If a piece of lithium is placed on a burning spoon and heated strongly in air it burns with a brick red flame to form lithium oxide:
lithium + oxygen lithium oxide
4Li + 02 2Li2O


If a piece of sodium is placed on a burning spoon and heated strongly in air it burns with a yellow flame to form a mixture of two products, sodium oxide and sodium peroxide:
sodium + oxygen sodium oxide
4Na + 02 2Na2O
sodium + oxygen sodium peroxide
2Na + 02 Na2O2
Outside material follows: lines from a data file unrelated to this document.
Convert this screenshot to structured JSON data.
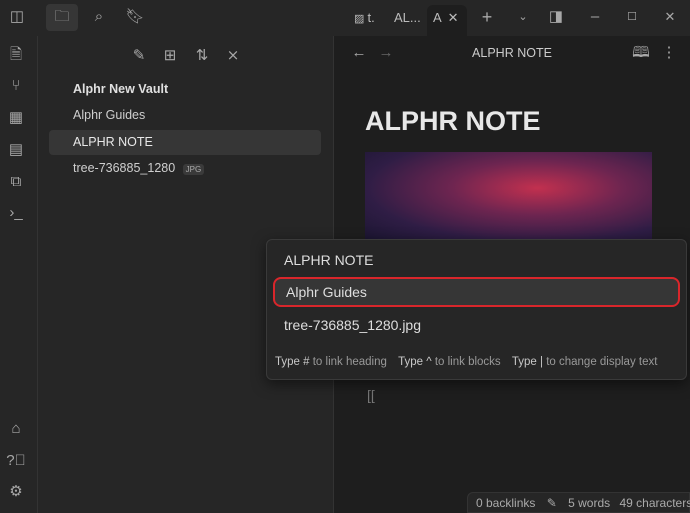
{
  "tabs": [
    {
      "label": "t."
    },
    {
      "label": "AL..."
    },
    {
      "label": "A"
    }
  ],
  "editor": {
    "header_title": "ALPHR NOTE",
    "heading": "ALPHR NOTE",
    "cursor_text": "[["
  },
  "sidebar": {
    "items": [
      {
        "label": "Alphr New Vault"
      },
      {
        "label": "Alphr Guides"
      },
      {
        "label": "ALPHR NOTE"
      },
      {
        "label": "tree-736885_1280",
        "badge": "JPG"
      }
    ]
  },
  "popup": {
    "suggestions": [
      {
        "label": "ALPHR NOTE"
      },
      {
        "label": "Alphr Guides"
      },
      {
        "label": "tree-736885_1280.jpg"
      }
    ],
    "hints": [
      {
        "key": "Type #",
        "text": " to link heading"
      },
      {
        "key": "Type ^",
        "text": " to link blocks"
      },
      {
        "key": "Type |",
        "text": " to change display text"
      }
    ],
    "highlight_color": "#d9262b"
  },
  "status": {
    "backlinks": "0 backlinks",
    "words": "5 words",
    "characters": "49 characters"
  }
}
Potassium is the most reactive alkali metal studied in GCSE chemistry. The reactive alkali metals are able to form an oxide called a superoxide. The formula for the superoxide ion is O2-.
So when a piece of potassium metal is burned in air a lilac coloured flame is seen and a mixture of two oxides are produced; these are potassium peroxide and potassium superoxide.
potassium + oxygen potassium peroxide
2K + 02 K2O2

and for potassium superoxide we have:

potassium + oxygen potassium superoxide
K + 02 KO2

Key Points

Practice questions

Check your understanding - Questions on the alkali metals

Check your understanding - Additional questions on the alkali metals

Check your understanding - Quick quiz on alkali metals